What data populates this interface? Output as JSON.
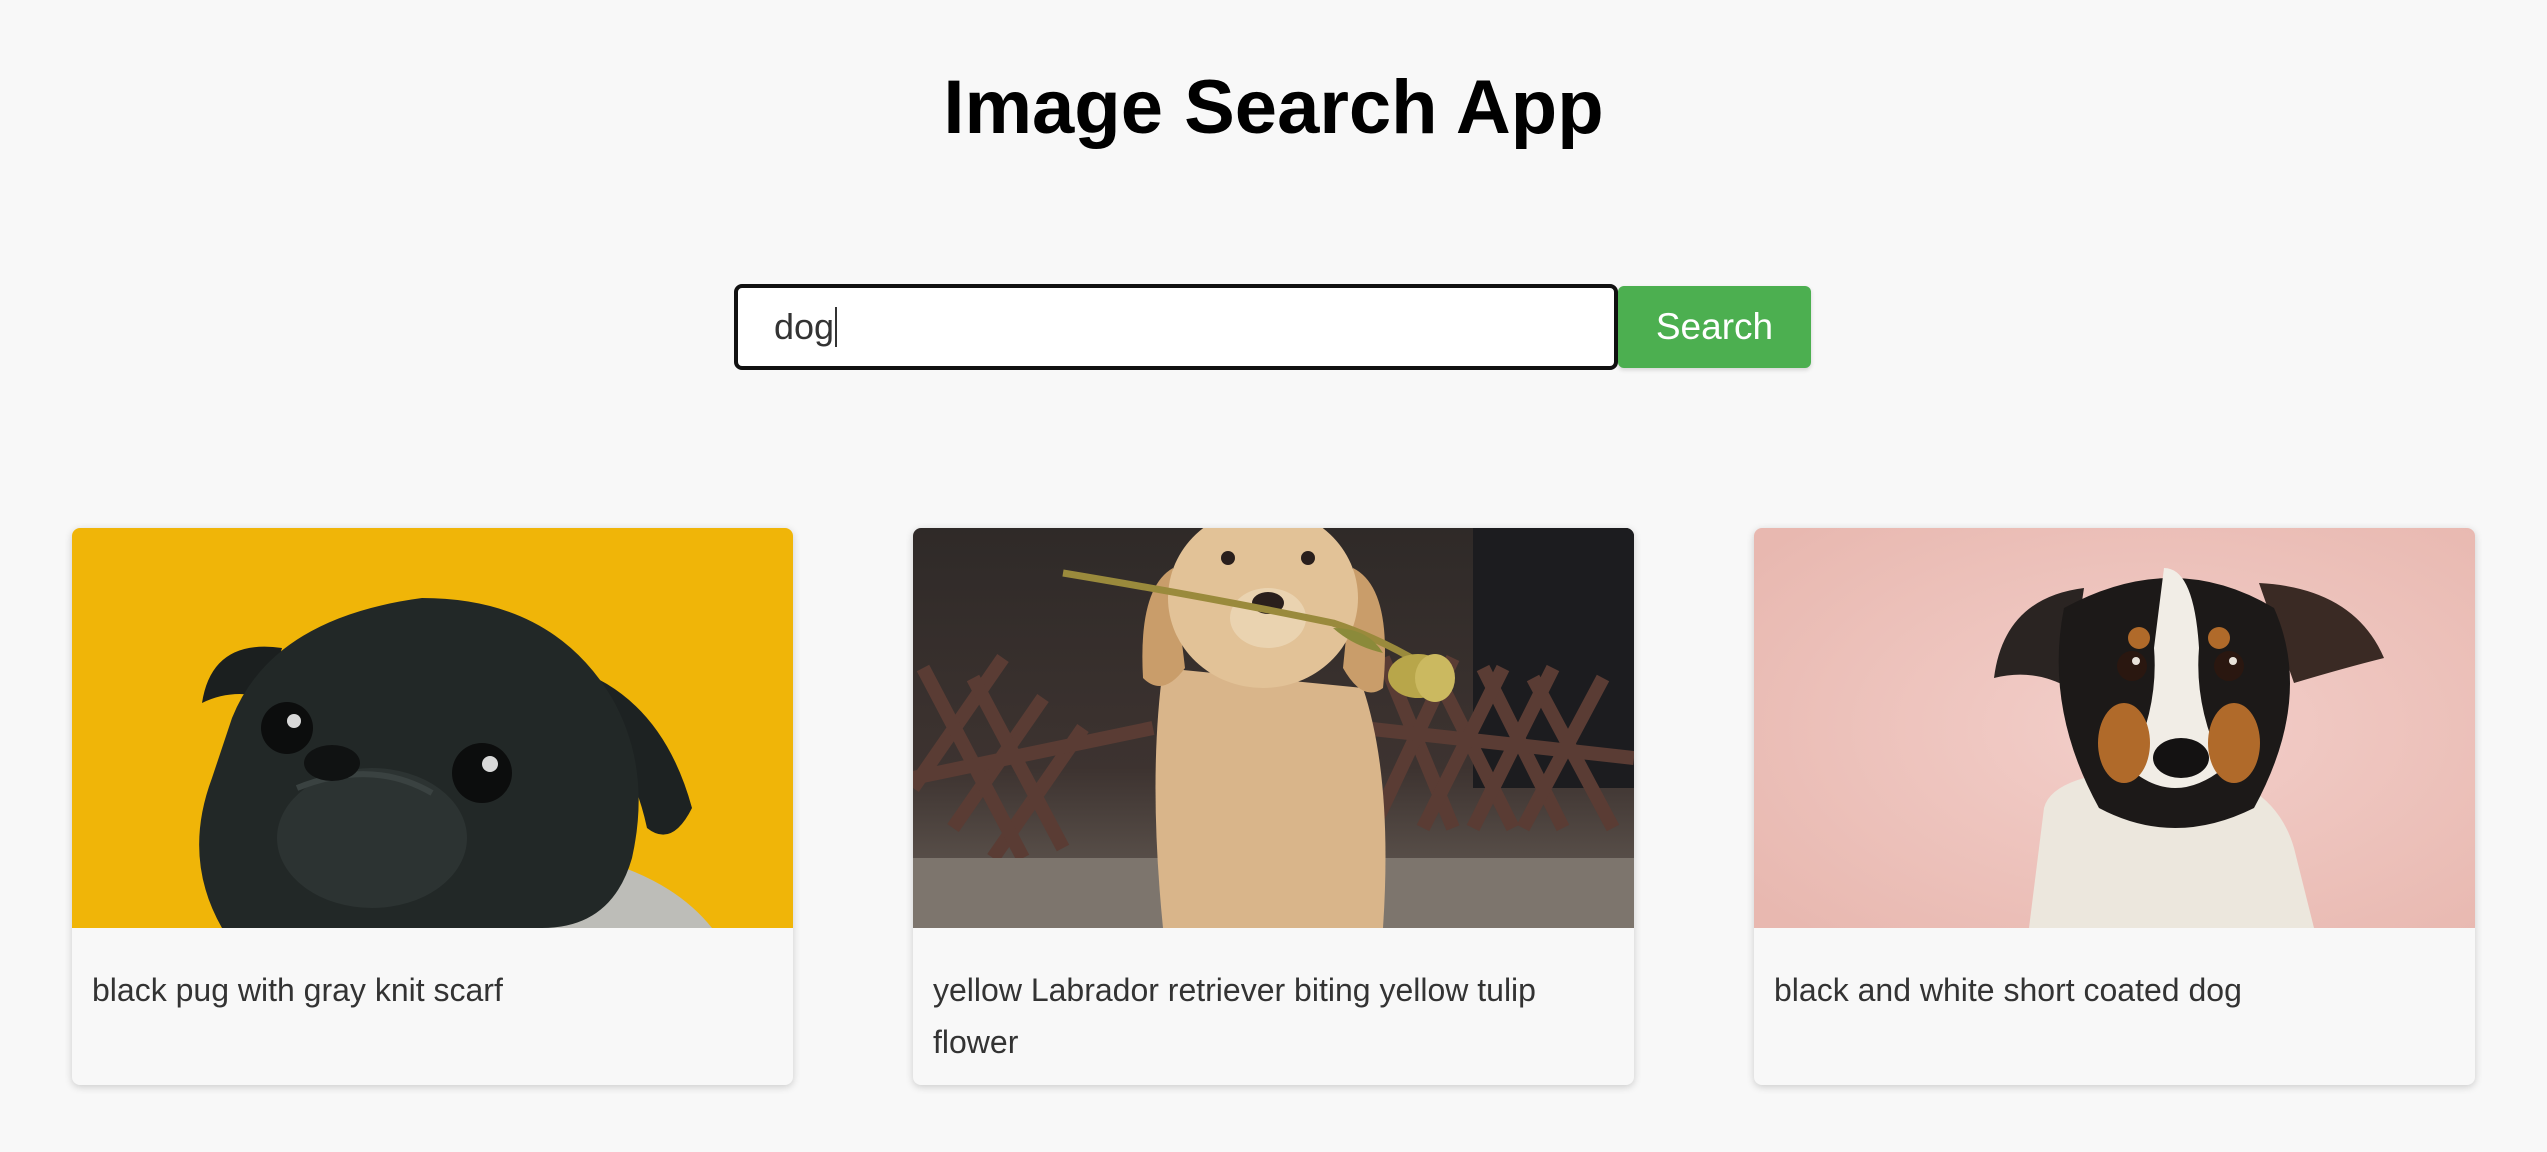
{
  "app": {
    "title": "Image Search App"
  },
  "search": {
    "value": "dog",
    "button_label": "Search"
  },
  "results": [
    {
      "caption": "black pug with gray knit scarf",
      "image_icon": "pug-photo",
      "bg": "#f0b508"
    },
    {
      "caption": "yellow Labrador retriever biting yellow tulip flower",
      "image_icon": "labrador-photo",
      "bg": "#3a3230"
    },
    {
      "caption": "black and white short coated dog",
      "image_icon": "terrier-photo",
      "bg": "#efc6c0"
    }
  ],
  "colors": {
    "accent": "#4caf50",
    "page_bg": "#f8f8f8"
  }
}
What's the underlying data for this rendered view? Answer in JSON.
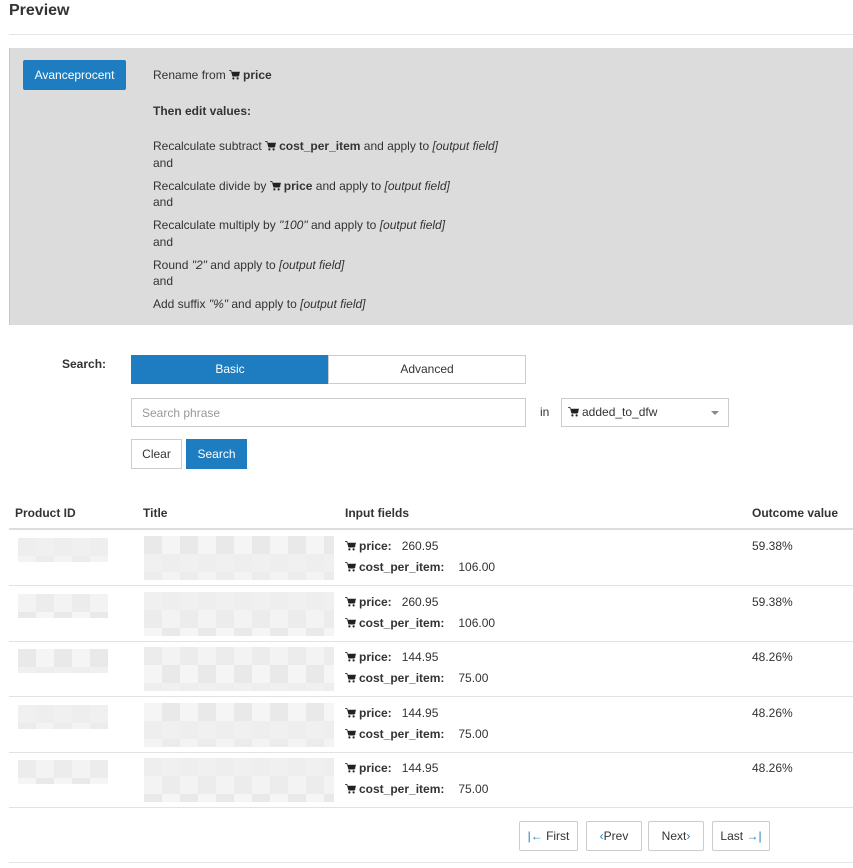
{
  "preview_title": "Preview",
  "rule": {
    "action_label": "Avanceprocent",
    "rename_prefix": "Rename from",
    "rename_field": "price",
    "then_edit": "Then edit values:",
    "steps": [
      {
        "pre": "Recalculate subtract",
        "field": "cost_per_item",
        "post": "and apply to",
        "out": "[output field]"
      },
      {
        "pre": "Recalculate divide by",
        "field": "price",
        "post": "and apply to",
        "out": "[output field]"
      },
      {
        "pre": "Recalculate multiply by",
        "value": "\"100\"",
        "post": "and apply to",
        "out": "[output field]"
      },
      {
        "pre": "Round",
        "value": "\"2\"",
        "post": "and apply to",
        "out": "[output field]"
      },
      {
        "pre": "Add suffix",
        "value": "\"%\"",
        "post": "and apply to",
        "out": "[output field]"
      }
    ],
    "and_label": "and"
  },
  "search": {
    "label": "Search:",
    "tab_basic": "Basic",
    "tab_advanced": "Advanced",
    "placeholder": "Search phrase",
    "in_label": "in",
    "field_selected": "added_to_dfw",
    "clear_label": "Clear",
    "search_label": "Search"
  },
  "table": {
    "headers": {
      "product_id": "Product ID",
      "title": "Title",
      "input_fields": "Input fields",
      "outcome": "Outcome value"
    },
    "field_names": {
      "price": "price:",
      "cost": "cost_per_item:"
    },
    "rows": [
      {
        "price": "260.95",
        "cost": "106.00",
        "outcome": "59.38%"
      },
      {
        "price": "260.95",
        "cost": "106.00",
        "outcome": "59.38%"
      },
      {
        "price": "144.95",
        "cost": "75.00",
        "outcome": "48.26%"
      },
      {
        "price": "144.95",
        "cost": "75.00",
        "outcome": "48.26%"
      },
      {
        "price": "144.95",
        "cost": "75.00",
        "outcome": "48.26%"
      }
    ]
  },
  "pagination": {
    "first": "First",
    "prev": "Prev",
    "next": "Next",
    "last": "Last"
  },
  "colors": {
    "accent": "#1e7dc0",
    "panel_bg": "#dcdcdc"
  },
  "icons": [
    "cart-icon",
    "chevron-down-icon",
    "first-page-icon",
    "chevron-left-icon",
    "chevron-right-icon",
    "last-page-icon"
  ]
}
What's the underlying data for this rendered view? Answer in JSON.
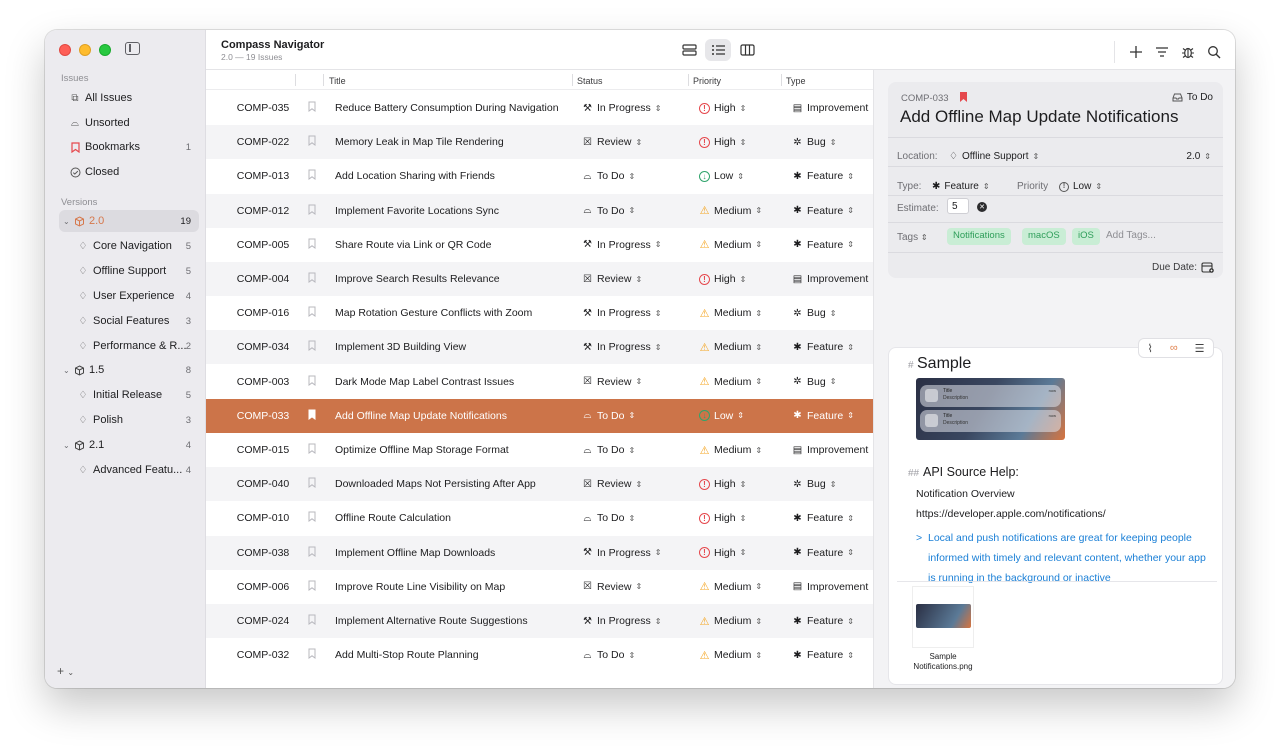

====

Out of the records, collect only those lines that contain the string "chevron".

    "chevron-down-icon",
    "chevron-left-icon",
    "chevron-right-icon",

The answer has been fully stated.